━━ DATA TO EXAMINE ━━
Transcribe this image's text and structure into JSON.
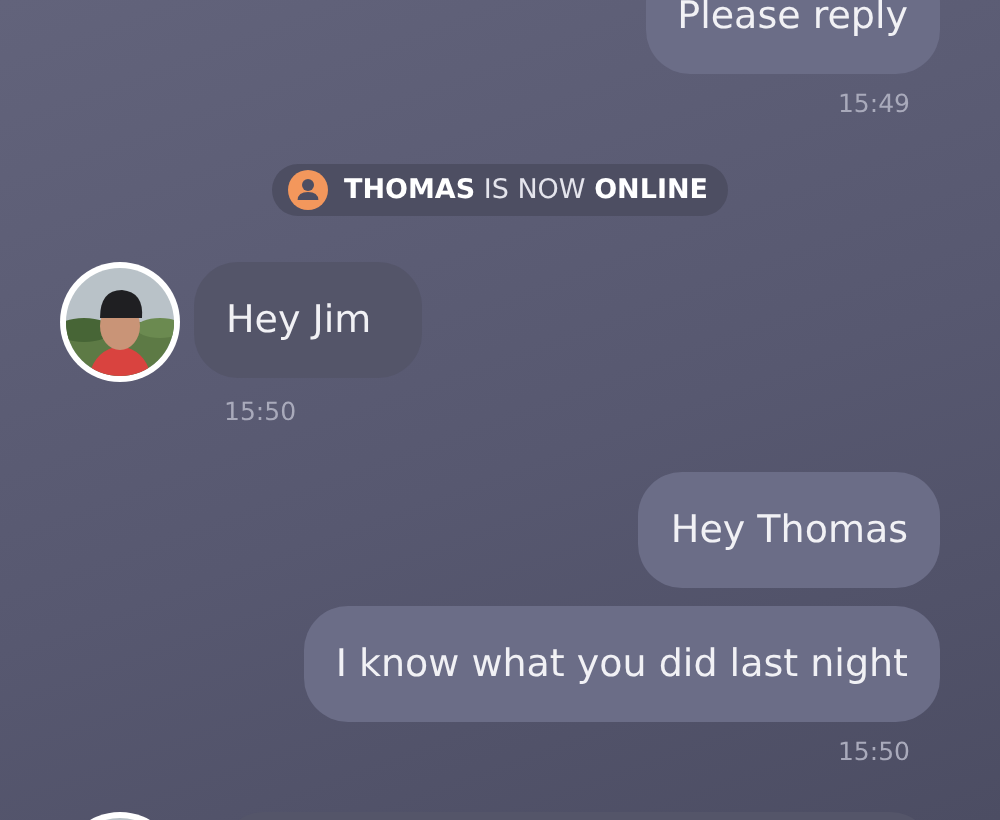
{
  "messages": [
    {
      "kind": "outgoing",
      "text": "Please reply"
    },
    {
      "kind": "time",
      "text": "15:49"
    },
    {
      "kind": "notice",
      "text": "**THOMAS** IS NOW **ONLINE**"
    },
    {
      "kind": "incoming",
      "text": "Hey Jim"
    },
    {
      "kind": "time",
      "text": "15:50"
    },
    {
      "kind": "outgoing",
      "text": "Hey Thomas"
    },
    {
      "kind": "outgoing",
      "text": "I know what you did last night"
    },
    {
      "kind": "time",
      "text": "15:50"
    },
    {
      "kind": "incoming"
    }
  ]
}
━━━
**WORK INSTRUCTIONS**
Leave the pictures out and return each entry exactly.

**EXERCISE RESULT**
Transcribe this image's text and structure into JSON.
{
  "messages": [
    {
      "kind": "outgoing",
      "text": "Please reply"
    },
    {
      "kind": "time",
      "text": "15:49"
    },
    {
      "kind": "notice",
      "text": "**THOMAS** IS NOW **ONLINE**"
    },
    {
      "kind": "incoming",
      "text": "Hey Jim"
    },
    {
      "kind": "time",
      "text": "15:50"
    },
    {
      "kind": "outgoing",
      "text": "Hey Thomas"
    },
    {
      "kind": "outgoing",
      "text": "I know what you did last night"
    },
    {
      "kind": "time",
      "text": "15:50"
    },
    {
      "kind": "incoming"
    }
  ]
}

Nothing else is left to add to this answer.